Each line of the material must be reproduced exactly; pictures stay out.

## Provided data
┏━━

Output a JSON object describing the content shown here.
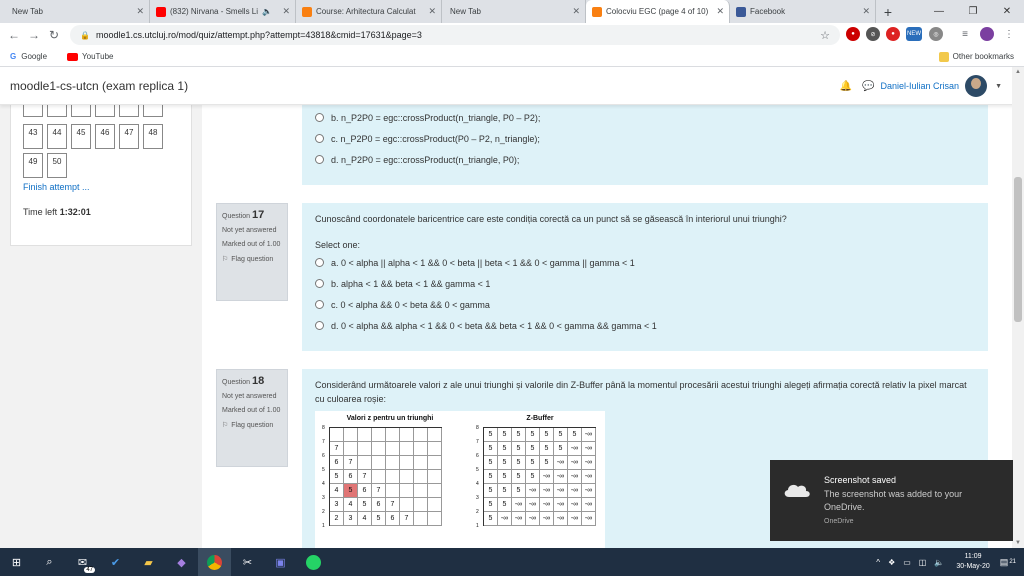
{
  "browser": {
    "tabs": [
      {
        "title": "New Tab",
        "icon": "none",
        "active": false
      },
      {
        "title": "(832) Nirvana - Smells Li",
        "icon": "youtube-icon",
        "active": false
      },
      {
        "title": "Course: Arhitectura Calculat",
        "icon": "moodle-icon",
        "active": false
      },
      {
        "title": "New Tab",
        "icon": "none",
        "active": false
      },
      {
        "title": "Colocviu EGC (page 4 of 10)",
        "icon": "moodle-icon",
        "active": true
      },
      {
        "title": "Facebook",
        "icon": "facebook-icon",
        "active": false
      }
    ],
    "new_tab": "+",
    "url": "moodle1.cs.utcluj.ro/mod/quiz/attempt.php?attempt=43818&cmid=17631&page=3",
    "bookmarks": [
      "Google",
      "YouTube"
    ],
    "other_bookmarks": "Other bookmarks",
    "ext_badge": "NEW"
  },
  "moodle": {
    "site_name": "moodle1-cs-utcn (exam replica 1)",
    "user_name": "Daniel-Iulian Crisan"
  },
  "nav": {
    "row1": [
      "43",
      "44",
      "45",
      "46",
      "47",
      "48"
    ],
    "row2": [
      "49",
      "50"
    ],
    "finish": "Finish attempt ...",
    "time_label": "Time left",
    "time_value": "1:32:01"
  },
  "q16": {
    "options": [
      "b. n_P2P0 = egc::crossProduct(n_triangle, P0 – P2);",
      "c. n_P2P0 = egc::crossProduct(P0 – P2, n_triangle);",
      "d. n_P2P0 = egc::crossProduct(n_triangle, P0);"
    ]
  },
  "q17": {
    "label": "Question",
    "number": "17",
    "status": "Not yet answered",
    "marked": "Marked out of 1.00",
    "flag": "Flag question",
    "text": "Cunoscând coordonatele baricentrice care este condiția corectă ca un punct să se găsească în interiorul unui triunghi?",
    "select_one": "Select one:",
    "options": [
      "a. 0 < alpha  || alpha < 1 && 0 < beta || beta < 1 && 0 < gamma || gamma < 1",
      "b. alpha < 1 && beta < 1 && gamma < 1",
      "c. 0 < alpha  && 0 < beta && 0 < gamma",
      "d. 0 < alpha  && alpha < 1 && 0 < beta && beta < 1 && 0 < gamma && gamma < 1"
    ]
  },
  "q18": {
    "label": "Question",
    "number": "18",
    "status": "Not yet answered",
    "marked": "Marked out of 1.00",
    "flag": "Flag question",
    "text": "Considerând următoarele valori z ale unui triunghi și valorile din Z-Buffer până la momentul procesării acestui triunghi alegeți afirmația corectă relativ la pixel marcat cu culoarea roșie:",
    "grid1_title": "Valori z pentru un triunghi",
    "grid1_rows": [
      [
        "",
        "",
        "",
        "",
        "",
        "",
        "",
        ""
      ],
      [
        "7",
        "",
        "",
        "",
        "",
        "",
        "",
        ""
      ],
      [
        "6",
        "7",
        "",
        "",
        "",
        "",
        "",
        ""
      ],
      [
        "5",
        "6",
        "7",
        "",
        "",
        "",
        "",
        ""
      ],
      [
        "4",
        "5",
        "6",
        "7",
        "",
        "",
        "",
        ""
      ],
      [
        "3",
        "4",
        "5",
        "6",
        "7",
        "",
        "",
        ""
      ],
      [
        "2",
        "3",
        "4",
        "5",
        "6",
        "7",
        "",
        ""
      ]
    ],
    "grid1_red": [
      4,
      1
    ],
    "grid2_title": "Z-Buffer",
    "grid2_rows": [
      [
        "5",
        "5",
        "5",
        "5",
        "5",
        "5",
        "5",
        "-∞"
      ],
      [
        "5",
        "5",
        "5",
        "5",
        "5",
        "5",
        "-∞",
        "-∞"
      ],
      [
        "5",
        "5",
        "5",
        "5",
        "5",
        "-∞",
        "-∞",
        "-∞"
      ],
      [
        "5",
        "5",
        "5",
        "5",
        "-∞",
        "-∞",
        "-∞",
        "-∞"
      ],
      [
        "5",
        "5",
        "5",
        "-∞",
        "-∞",
        "-∞",
        "-∞",
        "-∞"
      ],
      [
        "5",
        "5",
        "-∞",
        "-∞",
        "-∞",
        "-∞",
        "-∞",
        "-∞"
      ],
      [
        "5",
        "-∞",
        "-∞",
        "-∞",
        "-∞",
        "-∞",
        "-∞",
        "-∞"
      ]
    ],
    "y_labels": [
      "8",
      "7",
      "6",
      "5",
      "4",
      "3",
      "2",
      "1"
    ]
  },
  "toast": {
    "title": "Screenshot saved",
    "body": "The screenshot was added to your OneDrive.",
    "source": "OneDrive"
  },
  "taskbar": {
    "mail_badge": "47",
    "time": "11:09",
    "date": "30-May-20",
    "notif_count": "21"
  }
}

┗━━

## Problem solution
Output a JSON object describing the content shown here.
{
  "browser": {
    "tabs": [
      {
        "title": "New Tab",
        "icon": "none",
        "active": false
      },
      {
        "title": "(832) Nirvana - Smells Li",
        "icon": "youtube-icon",
        "active": false
      },
      {
        "title": "Course: Arhitectura Calculat",
        "icon": "moodle-icon",
        "active": false
      },
      {
        "title": "New Tab",
        "icon": "none",
        "active": false
      },
      {
        "title": "Colocviu EGC (page 4 of 10)",
        "icon": "moodle-icon",
        "active": true
      },
      {
        "title": "Facebook",
        "icon": "facebook-icon",
        "active": false
      }
    ],
    "new_tab": "+",
    "url": "moodle1.cs.utcluj.ro/mod/quiz/attempt.php?attempt=43818&cmid=17631&page=3",
    "bookmarks": [
      "Google",
      "YouTube"
    ],
    "other_bookmarks": "Other bookmarks",
    "ext_badge": "NEW"
  },
  "moodle": {
    "site_name": "moodle1-cs-utcn (exam replica 1)",
    "user_name": "Daniel-Iulian Crisan"
  },
  "nav": {
    "row1": [
      "43",
      "44",
      "45",
      "46",
      "47",
      "48"
    ],
    "row2": [
      "49",
      "50"
    ],
    "finish": "Finish attempt ...",
    "time_label": "Time left",
    "time_value": "1:32:01"
  },
  "q16": {
    "options": [
      "b. n_P2P0 = egc::crossProduct(n_triangle, P0 – P2);",
      "c. n_P2P0 = egc::crossProduct(P0 – P2, n_triangle);",
      "d. n_P2P0 = egc::crossProduct(n_triangle, P0);"
    ]
  },
  "q17": {
    "label": "Question",
    "number": "17",
    "status": "Not yet answered",
    "marked": "Marked out of 1.00",
    "flag": "Flag question",
    "text": "Cunoscând coordonatele baricentrice care este condiția corectă ca un punct să se găsească în interiorul unui triunghi?",
    "select_one": "Select one:",
    "options": [
      "a. 0 < alpha  || alpha < 1 && 0 < beta || beta < 1 && 0 < gamma || gamma < 1",
      "b. alpha < 1 && beta < 1 && gamma < 1",
      "c. 0 < alpha  && 0 < beta && 0 < gamma",
      "d. 0 < alpha  && alpha < 1 && 0 < beta && beta < 1 && 0 < gamma && gamma < 1"
    ]
  },
  "q18": {
    "label": "Question",
    "number": "18",
    "status": "Not yet answered",
    "marked": "Marked out of 1.00",
    "flag": "Flag question",
    "text": "Considerând următoarele valori z ale unui triunghi și valorile din Z-Buffer până la momentul procesării acestui triunghi alegeți afirmația corectă relativ la pixel marcat cu culoarea roșie:",
    "grid1_title": "Valori z pentru un triunghi",
    "grid1_rows": [
      [
        "",
        "",
        "",
        "",
        "",
        "",
        "",
        ""
      ],
      [
        "7",
        "",
        "",
        "",
        "",
        "",
        "",
        ""
      ],
      [
        "6",
        "7",
        "",
        "",
        "",
        "",
        "",
        ""
      ],
      [
        "5",
        "6",
        "7",
        "",
        "",
        "",
        "",
        ""
      ],
      [
        "4",
        "5",
        "6",
        "7",
        "",
        "",
        "",
        ""
      ],
      [
        "3",
        "4",
        "5",
        "6",
        "7",
        "",
        "",
        ""
      ],
      [
        "2",
        "3",
        "4",
        "5",
        "6",
        "7",
        "",
        ""
      ]
    ],
    "grid1_red": [
      4,
      1
    ],
    "grid2_title": "Z-Buffer",
    "grid2_rows": [
      [
        "5",
        "5",
        "5",
        "5",
        "5",
        "5",
        "5",
        "-∞"
      ],
      [
        "5",
        "5",
        "5",
        "5",
        "5",
        "5",
        "-∞",
        "-∞"
      ],
      [
        "5",
        "5",
        "5",
        "5",
        "5",
        "-∞",
        "-∞",
        "-∞"
      ],
      [
        "5",
        "5",
        "5",
        "5",
        "-∞",
        "-∞",
        "-∞",
        "-∞"
      ],
      [
        "5",
        "5",
        "5",
        "-∞",
        "-∞",
        "-∞",
        "-∞",
        "-∞"
      ],
      [
        "5",
        "5",
        "-∞",
        "-∞",
        "-∞",
        "-∞",
        "-∞",
        "-∞"
      ],
      [
        "5",
        "-∞",
        "-∞",
        "-∞",
        "-∞",
        "-∞",
        "-∞",
        "-∞"
      ]
    ],
    "y_labels": [
      "8",
      "7",
      "6",
      "5",
      "4",
      "3",
      "2",
      "1"
    ]
  },
  "toast": {
    "title": "Screenshot saved",
    "body": "The screenshot was added to your OneDrive.",
    "source": "OneDrive"
  },
  "taskbar": {
    "mail_badge": "47",
    "time": "11:09",
    "date": "30-May-20",
    "notif_count": "21"
  }
}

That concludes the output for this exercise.